Seafood resuscitation: Japan rolls out new fishery policy to revive and industrialise much-challenged sector
Seafood has historically been one of Japan’s most traditional and treasured protein sources, with the country being famed for dishes made using fish such as salmon and unagi – but in recent years, the trend appears to have been going in the opposite direction, with many of the younger generation’s consumers shunning seafood in favour of chicken or pork.
As far back as 2018, researchers had highlighted a significant downturn in Japan’s fish consumption, stating that this had decreased from 70% of the country’s total animal protein consumption in the 1960s to less than 40% in 2014.
More recent research unveiled last year saw that Japan is showing the steepest decline in seafood consumption globally amongst countries with over 30kg of seafood consumed per capita. Researchers have postulated that this is caused by younger consumers as the decline has been seen to be much more pronounced amongst consumers below 40 years of age, and the reason for this decline is due to a rise in the westernisation of diets amongst this demographic, making bread, beef, chicken and pork are more popular than fish.
In order to stem this decline, the Japanese government launched a new ‘Fishery Basic Plan’ earlier this year, after the expiration of a prior national fishery five-year plan, with this new strategy expected to govern the fishery industry’s progress and development over the next decade.
“Japan is blessed with a wide variety of marine products being surrounded by the sea on all four sides, and the fishery sector has long been considered a provider of important foods to support the health and economy for the people, [hence] it is crucial to ensure a stable supply of fishery products and to properly develop the industry,” Japan Fisheries Agency (JFA) said via a formal statement.
“Amongst our main areas of focus within this new basic plan will be to carefully manage fishery resources based on scientific changes in the marine environments and to revitalise local fishing villages that are vital to support the industry’s growth.

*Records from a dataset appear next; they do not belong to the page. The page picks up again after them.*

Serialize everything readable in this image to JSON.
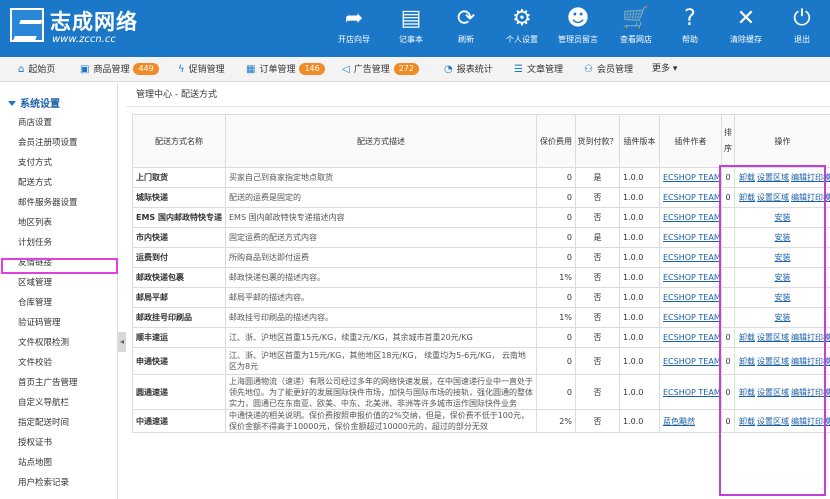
{
  "logo": {
    "name": "志成网络",
    "url": "www.zccn.cc"
  },
  "toolbar": [
    {
      "label": "开店向导",
      "icon": "arrow-share-icon",
      "glyph": "➦"
    },
    {
      "label": "记事本",
      "icon": "notepad-icon",
      "glyph": "▤"
    },
    {
      "label": "刷新",
      "icon": "refresh-icon",
      "glyph": "⟳"
    },
    {
      "label": "个人设置",
      "icon": "gear-icon",
      "glyph": "⚙"
    },
    {
      "label": "管理员留言",
      "icon": "smiley-message-icon",
      "glyph": "☻"
    },
    {
      "label": "查看网店",
      "icon": "shopping-cart-icon",
      "glyph": "🛒"
    },
    {
      "label": "帮助",
      "icon": "help-icon",
      "glyph": "?"
    },
    {
      "label": "清除缓存",
      "icon": "clear-cache-icon",
      "glyph": "✕"
    },
    {
      "label": "退出",
      "icon": "power-icon",
      "glyph": "⏻"
    }
  ],
  "nav": [
    {
      "label": "起始页",
      "icon": "home-icon",
      "glyph": "⌂"
    },
    {
      "label": "商品管理",
      "icon": "product-icon",
      "glyph": "▣",
      "badge": "449"
    },
    {
      "label": "促销管理",
      "icon": "promotion-icon",
      "glyph": "ϟ"
    },
    {
      "label": "订单管理",
      "icon": "order-icon",
      "glyph": "▦",
      "badge": "146"
    },
    {
      "label": "广告管理",
      "icon": "ad-icon",
      "glyph": "◁",
      "badge": "272"
    },
    {
      "label": "报表统计",
      "icon": "report-icon",
      "glyph": "◔"
    },
    {
      "label": "文章管理",
      "icon": "article-icon",
      "glyph": "☰"
    },
    {
      "label": "会员管理",
      "icon": "members-icon",
      "glyph": "⚇"
    },
    {
      "label": "更多 ▾"
    }
  ],
  "sidebar": {
    "title": "系统设置",
    "items": [
      "商店设置",
      "会员注册项设置",
      "支付方式",
      "配送方式",
      "邮件服务器设置",
      "地区列表",
      "计划任务",
      "友情链接",
      "区域管理",
      "仓库管理",
      "验证码管理",
      "文件权限检测",
      "文件校验",
      "首页主广告管理",
      "自定义导航栏",
      "指定配送时间",
      "授权证书",
      "站点地图",
      "用户检索记录"
    ],
    "active": "配送方式"
  },
  "breadcrumb": {
    "home": "管理中心",
    "sep": " - ",
    "current": "配送方式"
  },
  "table": {
    "headers": [
      "配送方式名称",
      "配送方式描述",
      "保价费用",
      "货到付款？",
      "插件版本",
      "插件作者",
      "排序",
      "操作"
    ],
    "op_labels": {
      "uninstall": "卸载",
      "set_region": "设置区域",
      "edit_print": "编辑打印模板",
      "install": "安装"
    },
    "rows": [
      {
        "name": "上门取货",
        "desc": "买家自己到商家指定地点取货",
        "fee": "0",
        "cod": "是",
        "version": "1.0.0",
        "author": "ECSHOP TEAM",
        "sort": "0",
        "installed": true
      },
      {
        "name": "城际快递",
        "desc": "配送的运费是固定的",
        "fee": "0",
        "cod": "否",
        "version": "1.0.0",
        "author": "ECSHOP TEAM",
        "sort": "0",
        "installed": true
      },
      {
        "name": "EMS 国内邮政特快专递",
        "desc": "EMS 国内邮政特快专递描述内容",
        "fee": "0",
        "cod": "否",
        "version": "1.0.0",
        "author": "ECSHOP TEAM",
        "sort": "",
        "installed": false
      },
      {
        "name": "市内快递",
        "desc": "固定运费的配送方式内容",
        "fee": "0",
        "cod": "是",
        "version": "1.0.0",
        "author": "ECSHOP TEAM",
        "sort": "",
        "installed": false
      },
      {
        "name": "运费到付",
        "desc": "所购商品到达即付运费",
        "fee": "0",
        "cod": "否",
        "version": "1.0.0",
        "author": "ECSHOP TEAM",
        "sort": "",
        "installed": false
      },
      {
        "name": "邮政快递包裹",
        "desc": "邮政快递包裹的描述内容。",
        "fee": "1%",
        "cod": "否",
        "version": "1.0.0",
        "author": "ECSHOP TEAM",
        "sort": "",
        "installed": false
      },
      {
        "name": "邮局平邮",
        "desc": "邮局平邮的描述内容。",
        "fee": "0",
        "cod": "否",
        "version": "1.0.0",
        "author": "ECSHOP TEAM",
        "sort": "",
        "installed": false
      },
      {
        "name": "邮政挂号印刷品",
        "desc": "邮政挂号印刷品的描述内容。",
        "fee": "1%",
        "cod": "否",
        "version": "1.0.0",
        "author": "ECSHOP TEAM",
        "sort": "",
        "installed": false
      },
      {
        "name": "顺丰速运",
        "desc": "江、浙、沪地区首重15元/KG，续重2元/KG，其余城市首重20元/KG",
        "fee": "0",
        "cod": "否",
        "version": "1.0.0",
        "author": "ECSHOP TEAM",
        "sort": "0",
        "installed": true
      },
      {
        "name": "申通快递",
        "desc": "江、浙、沪地区首重为15元/KG，其他地区18元/KG， 续重均为5-6元/KG， 云南地区为8元",
        "fee": "0",
        "cod": "否",
        "version": "1.0.0",
        "author": "ECSHOP TEAM",
        "sort": "0",
        "installed": true
      },
      {
        "name": "圆通速递",
        "desc": "上海圆通物流（速递）有限公司经过多年的网络快速发展，在中国速递行业中一直处于领先地位。为了能更好的发展国际快件市场，加快与国际市场的接轨，强化圆通的整体实力，圆通已在东南亚、欧美、中东、北美洲、非洲等许多城市运作国际快件业务",
        "fee": "0",
        "cod": "否",
        "version": "1.0.0",
        "author": "ECSHOP TEAM",
        "sort": "0",
        "installed": true
      },
      {
        "name": "中通速递",
        "desc": "中通快递的相关说明。保价费按照申报价值的2%交纳，但是，保价费不低于100元，保价金额不得高于10000元，保价金额超过10000元的，超过的部分无效",
        "fee": "2%",
        "cod": "否",
        "version": "1.0.0",
        "author": "蓝色黯然",
        "sort": "0",
        "installed": true
      }
    ]
  }
}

“Importantly, every effort will be made to accelerate the industrialisation of Japan’s fishery industry in order to promote sustainable growth and improve the society and economy of stakeholders within this industry and to handle current and evolving risks that the sector is facing.
“The fisheries sector will need to efficiently implement countermeasures against COVID-19, recovery measures from the impacts of the Great East Japan Earthquake and more; and also implement the utilisation of smart fishery technologies as well as methods to meet Japan’s carbon neutrality commitments and self-sufficiency targets.”
The agency also highlighted a significant drop in seafood production as one of the sector’s greatest challenges, such as saury dropping from 229,000 tons in 2014 to about 30,000 tons in 2020; and salmon from 147,000 tons in 2014 to about 56,000 tons in 2020. These drops were attributed to poor fishery resource management and illegal fishing.
“In addition, although over 10 years have passed since the Great East Japan Earthquake in 2011, ports and fisheries have continued to be affected, as have the sales in the fish processing industry and import restrictions on Japanese marine products,” said JFA.
“These are all areas of concern for Japan as the impacts negatively affect many in the industry including fishermen, fishery processors, distributors and more at a time when there are already concerns about economic stagnation due to a declining birthrate, ageing and declining population, labour shortage and more locally [hence] reviving the fishery sector is very important to Japan’s future.”
The new Fishery Basic Plan was approved by the Japanese cabinet on March 25 2022, and will be enforced once the previous five-year plan expires at the end of April 2022.
Acknowledging decrease in demand
In its final report on the basic plan, although JFA acknowledged that local demand is on the decline, the agency has no intention of decreasing production and instead aims to both revitalise interest in local seafood as well as target overseas seafood exports.
“Japan’s domestic demand for seafood looks [set on a course of] declining in the long run due to the ageing society and declining population – but the local seafood industry is dependent not only on domestic demand but also on exports, and [we also find it] necessary to work towards increasing demand for seafood,” said JFA.
“At present, imported seafood occupies a large share of the domestic market, particularly salmon, and to develop the local industry we will look at expanding local production as well as working to value-add to local fishery products, particularly aquaculture-grown seafood. This will be in addition to collaborative efforts to develop new sales promotion methods and channels, distribution, tourism, online sales, and developing processed products to generate new demand.
“There are also many strategic fishery items that Japan can look at developing as export priority products, such as yellowtail, scallops, bluefin tuna, amberjack, groupers, pearls and more. This strategy will look at the development of necessary commercial distribution infrastructure and networks for exports and reducing more trade restrictions with export destination markets.